AESs were mostly located over the Antarctic continental shelf, and in two more northerly regions: one encompassing most of the Scotia Sea and surrounding waters, and the second covering the chain of sub-Antarctic islands from the Prince Edward Islands, through to parts of the Kerguelen Plateau.
Next, the team explored how their AESs were being affected by human-induced stressors. Using fishing data from the Global Fishing Watch dataset they found that the highest levels of fishing mostly occurred inside AESs: high-intensity fishing areas of the Southern Ocean occurred around the Falkland Islands (where squid and finfish are targeted); around South Georgia (krill and toothfish); at the West Antarctic Peninsula (krill); and over the Kerguelen Plateau (squid and finfish).
The Commission for the Conservation of Antarctic Marine Living Resources (CCAMLR) is the international body responsible for the management of fisheries in the Southern Ocean. According to the study, 27 per cent of the AESs already fall within CCAMLR’s designated MPAs. If all proposed MPAs that are currently under review by CCAMLR were to be adopted, the number of AESs under protection would increase to 39 per cent. ‘The good news is that CCAMLR is doing quite a good job of encapsulating the AESs within their marine protected areas. Our evidence shows that they can continue this progress by accepting all of the marine protected areas currently under review,’ says Mark Hindell, study co-lead.
Compared to the 3.6 per cent of the world’s oceans under marine protected area status, the Southern Ocean – defined as ocean south of 40°S – is better protected, with 7.1 per cent falling within MPAs. This figure would jump to 11.2 per cent if all currently proposed MPAs were implemented. Although this is encouraging, Ropert-Coudert wants to see protection efforts smartened up. ‘The level of protection of the Southern Ocean is high by global standards, but it is essential that we protect the right regions that are important for the persistence of biodiversity,’ he says.

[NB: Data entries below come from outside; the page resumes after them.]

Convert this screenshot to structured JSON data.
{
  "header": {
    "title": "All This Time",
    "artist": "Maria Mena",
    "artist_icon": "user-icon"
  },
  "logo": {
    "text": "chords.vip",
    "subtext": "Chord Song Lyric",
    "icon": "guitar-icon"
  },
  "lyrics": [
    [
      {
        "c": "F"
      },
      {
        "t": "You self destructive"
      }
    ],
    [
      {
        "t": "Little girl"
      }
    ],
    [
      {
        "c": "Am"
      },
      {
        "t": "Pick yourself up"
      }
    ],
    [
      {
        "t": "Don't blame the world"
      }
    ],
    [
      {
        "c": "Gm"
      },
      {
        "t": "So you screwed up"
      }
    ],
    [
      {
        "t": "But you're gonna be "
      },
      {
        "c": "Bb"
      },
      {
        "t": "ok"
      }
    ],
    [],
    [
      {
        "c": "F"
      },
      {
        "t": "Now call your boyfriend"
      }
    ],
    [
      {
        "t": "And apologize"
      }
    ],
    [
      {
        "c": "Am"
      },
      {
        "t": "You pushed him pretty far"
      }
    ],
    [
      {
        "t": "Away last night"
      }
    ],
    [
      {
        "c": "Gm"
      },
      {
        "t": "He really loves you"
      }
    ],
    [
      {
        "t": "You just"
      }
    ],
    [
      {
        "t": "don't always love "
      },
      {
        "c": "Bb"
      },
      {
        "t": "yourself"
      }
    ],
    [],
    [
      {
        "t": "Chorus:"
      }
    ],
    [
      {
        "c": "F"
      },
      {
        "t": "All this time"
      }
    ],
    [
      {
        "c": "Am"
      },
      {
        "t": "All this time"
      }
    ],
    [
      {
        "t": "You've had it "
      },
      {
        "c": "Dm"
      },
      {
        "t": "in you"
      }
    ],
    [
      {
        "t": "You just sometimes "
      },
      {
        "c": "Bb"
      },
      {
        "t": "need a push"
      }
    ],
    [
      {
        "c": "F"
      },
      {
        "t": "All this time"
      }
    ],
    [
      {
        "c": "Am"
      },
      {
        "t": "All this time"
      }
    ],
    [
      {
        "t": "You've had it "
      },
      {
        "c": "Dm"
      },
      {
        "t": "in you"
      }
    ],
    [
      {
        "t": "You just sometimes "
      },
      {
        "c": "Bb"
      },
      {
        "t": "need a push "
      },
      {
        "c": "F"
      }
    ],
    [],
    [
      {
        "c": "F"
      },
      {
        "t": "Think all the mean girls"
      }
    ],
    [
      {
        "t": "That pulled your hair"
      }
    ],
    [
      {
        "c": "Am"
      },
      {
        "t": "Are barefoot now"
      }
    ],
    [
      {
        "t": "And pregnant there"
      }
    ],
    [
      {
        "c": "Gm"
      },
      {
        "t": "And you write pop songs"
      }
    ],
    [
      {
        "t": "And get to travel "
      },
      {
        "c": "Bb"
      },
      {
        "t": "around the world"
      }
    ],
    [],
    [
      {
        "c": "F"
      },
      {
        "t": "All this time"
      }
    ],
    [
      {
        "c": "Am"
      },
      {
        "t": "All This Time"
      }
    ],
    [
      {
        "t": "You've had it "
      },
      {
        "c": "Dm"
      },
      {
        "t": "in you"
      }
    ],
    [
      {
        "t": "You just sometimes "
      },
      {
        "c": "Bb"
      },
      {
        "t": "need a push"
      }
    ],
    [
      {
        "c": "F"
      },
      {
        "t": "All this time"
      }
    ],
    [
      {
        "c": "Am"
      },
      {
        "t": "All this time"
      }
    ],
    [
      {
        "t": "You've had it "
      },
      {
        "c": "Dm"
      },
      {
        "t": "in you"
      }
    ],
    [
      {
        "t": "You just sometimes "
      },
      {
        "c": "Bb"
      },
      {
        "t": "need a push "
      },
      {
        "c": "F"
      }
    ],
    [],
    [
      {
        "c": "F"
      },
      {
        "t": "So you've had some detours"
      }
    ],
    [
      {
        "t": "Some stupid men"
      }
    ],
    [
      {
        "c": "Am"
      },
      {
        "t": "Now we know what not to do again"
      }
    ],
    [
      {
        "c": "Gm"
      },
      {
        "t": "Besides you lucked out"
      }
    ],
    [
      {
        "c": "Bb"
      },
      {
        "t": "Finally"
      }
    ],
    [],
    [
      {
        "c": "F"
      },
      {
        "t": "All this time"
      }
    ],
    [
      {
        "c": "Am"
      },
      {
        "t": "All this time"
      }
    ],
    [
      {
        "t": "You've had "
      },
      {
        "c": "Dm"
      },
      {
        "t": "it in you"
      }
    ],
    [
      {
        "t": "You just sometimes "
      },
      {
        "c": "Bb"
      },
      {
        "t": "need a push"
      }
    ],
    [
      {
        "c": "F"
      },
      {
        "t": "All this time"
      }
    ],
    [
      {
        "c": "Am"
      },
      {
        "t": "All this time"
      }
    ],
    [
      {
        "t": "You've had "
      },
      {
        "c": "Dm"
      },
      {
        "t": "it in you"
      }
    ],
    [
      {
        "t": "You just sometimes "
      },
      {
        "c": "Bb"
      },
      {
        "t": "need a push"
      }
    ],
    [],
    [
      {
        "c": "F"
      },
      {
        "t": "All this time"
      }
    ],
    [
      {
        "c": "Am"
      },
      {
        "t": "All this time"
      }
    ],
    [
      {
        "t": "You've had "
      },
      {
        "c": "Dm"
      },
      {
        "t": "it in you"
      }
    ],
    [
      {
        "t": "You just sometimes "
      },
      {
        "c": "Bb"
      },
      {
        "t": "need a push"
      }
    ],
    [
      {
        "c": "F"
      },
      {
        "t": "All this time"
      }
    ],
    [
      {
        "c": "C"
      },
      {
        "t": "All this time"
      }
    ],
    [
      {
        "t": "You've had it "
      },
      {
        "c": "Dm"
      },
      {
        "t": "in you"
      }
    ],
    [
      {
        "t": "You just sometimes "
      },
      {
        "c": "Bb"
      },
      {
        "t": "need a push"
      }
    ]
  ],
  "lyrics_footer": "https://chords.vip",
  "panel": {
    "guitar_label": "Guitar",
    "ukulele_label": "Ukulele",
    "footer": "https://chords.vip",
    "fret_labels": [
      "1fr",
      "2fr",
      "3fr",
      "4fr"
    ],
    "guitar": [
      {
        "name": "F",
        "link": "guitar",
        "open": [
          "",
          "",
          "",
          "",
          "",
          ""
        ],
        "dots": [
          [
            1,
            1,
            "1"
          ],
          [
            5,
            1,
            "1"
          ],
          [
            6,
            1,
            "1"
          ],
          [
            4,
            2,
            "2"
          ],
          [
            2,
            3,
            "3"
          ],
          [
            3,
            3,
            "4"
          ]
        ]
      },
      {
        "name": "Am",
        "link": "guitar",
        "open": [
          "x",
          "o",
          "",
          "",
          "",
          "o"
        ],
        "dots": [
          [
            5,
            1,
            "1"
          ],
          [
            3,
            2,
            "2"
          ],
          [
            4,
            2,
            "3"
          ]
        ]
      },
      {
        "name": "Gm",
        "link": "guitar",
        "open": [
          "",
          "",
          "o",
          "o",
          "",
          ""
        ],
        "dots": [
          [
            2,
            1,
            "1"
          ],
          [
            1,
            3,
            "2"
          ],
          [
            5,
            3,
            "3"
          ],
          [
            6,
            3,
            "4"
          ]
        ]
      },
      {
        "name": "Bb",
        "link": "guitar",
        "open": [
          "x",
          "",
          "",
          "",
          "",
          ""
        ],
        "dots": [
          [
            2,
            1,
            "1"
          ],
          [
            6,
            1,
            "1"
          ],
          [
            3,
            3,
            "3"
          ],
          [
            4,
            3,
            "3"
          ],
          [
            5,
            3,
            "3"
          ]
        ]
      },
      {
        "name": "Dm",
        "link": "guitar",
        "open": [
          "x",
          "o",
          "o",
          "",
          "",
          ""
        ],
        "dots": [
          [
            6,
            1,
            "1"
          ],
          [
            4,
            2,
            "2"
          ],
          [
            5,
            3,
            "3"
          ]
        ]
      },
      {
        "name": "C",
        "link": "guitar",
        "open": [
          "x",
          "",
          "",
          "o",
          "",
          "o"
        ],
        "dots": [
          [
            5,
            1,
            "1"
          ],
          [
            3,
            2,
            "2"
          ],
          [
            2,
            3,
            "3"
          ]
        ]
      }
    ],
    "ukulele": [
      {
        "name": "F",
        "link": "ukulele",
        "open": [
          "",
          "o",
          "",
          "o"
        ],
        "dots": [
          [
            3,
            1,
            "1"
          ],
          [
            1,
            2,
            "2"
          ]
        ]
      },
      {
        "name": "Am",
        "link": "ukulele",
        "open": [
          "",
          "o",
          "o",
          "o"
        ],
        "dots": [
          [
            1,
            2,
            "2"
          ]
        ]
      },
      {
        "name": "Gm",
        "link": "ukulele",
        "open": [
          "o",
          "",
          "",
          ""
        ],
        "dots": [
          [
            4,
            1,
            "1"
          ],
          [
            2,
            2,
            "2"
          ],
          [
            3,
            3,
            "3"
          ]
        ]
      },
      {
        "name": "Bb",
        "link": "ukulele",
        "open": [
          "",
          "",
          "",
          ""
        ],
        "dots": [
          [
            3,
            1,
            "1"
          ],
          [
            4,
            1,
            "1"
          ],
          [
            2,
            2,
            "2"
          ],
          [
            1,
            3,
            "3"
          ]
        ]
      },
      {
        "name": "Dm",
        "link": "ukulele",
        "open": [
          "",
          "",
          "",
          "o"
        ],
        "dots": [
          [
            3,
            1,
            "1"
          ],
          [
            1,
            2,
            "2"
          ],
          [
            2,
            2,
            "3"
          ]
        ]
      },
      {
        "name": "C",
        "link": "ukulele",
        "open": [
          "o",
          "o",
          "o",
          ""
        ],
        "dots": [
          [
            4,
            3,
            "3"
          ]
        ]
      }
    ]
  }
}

‘The AESs identified are clearly candidates for protection, and the implementation of proposed marine protected areas within the CCAMLR region would greatly increase the protection of important habitats in the Southern Ocean,’ concludes the RAATD study, recently published in Nature.
As ocean temperatures increase and the distribution of sea ice and ocean fronts are altered due to climate change, AESs are likely to move. To forecast this movement up to 2100, the team combined data from eight global climate models, which account for fluctuations in sea ice with predicted climate change trajectories. In the sub-Antarctic, AESs generally moved south with time, producing a net loss of AESs within marine protected areas. ‘The challenge is that climate change is dynamic and accelerating. Food chains are dynamic, and migratory species move. We need to designate marine protected areas that are dynamic, and responsive to climate-induced changes to ecological hotspots’ says Ryan Reisinger, study co-lead. ‘However, CCAMLR nations have to reach consensus, making dynamic marine protected areas very difficult to establish,’ he adds.
The researchers hope that scientists will continue to collaborate to identify regions that will optimise protection of the Southern Ocean. ‘Our study provides another layer of information to bring about science-driven policies of ocean protection – there are other layers out there, and [our study] is not the only piece of the puzzle,’ says Ropert-Coudert. Nonetheless, the identification of AESs in the Southern Ocean highlights where protection efforts might best be directed. As these ecological hotspots shift around the Southern Ocean in response to climate change, marine protected areas must limber up if they are to match the dynamism of the species they serve to protect.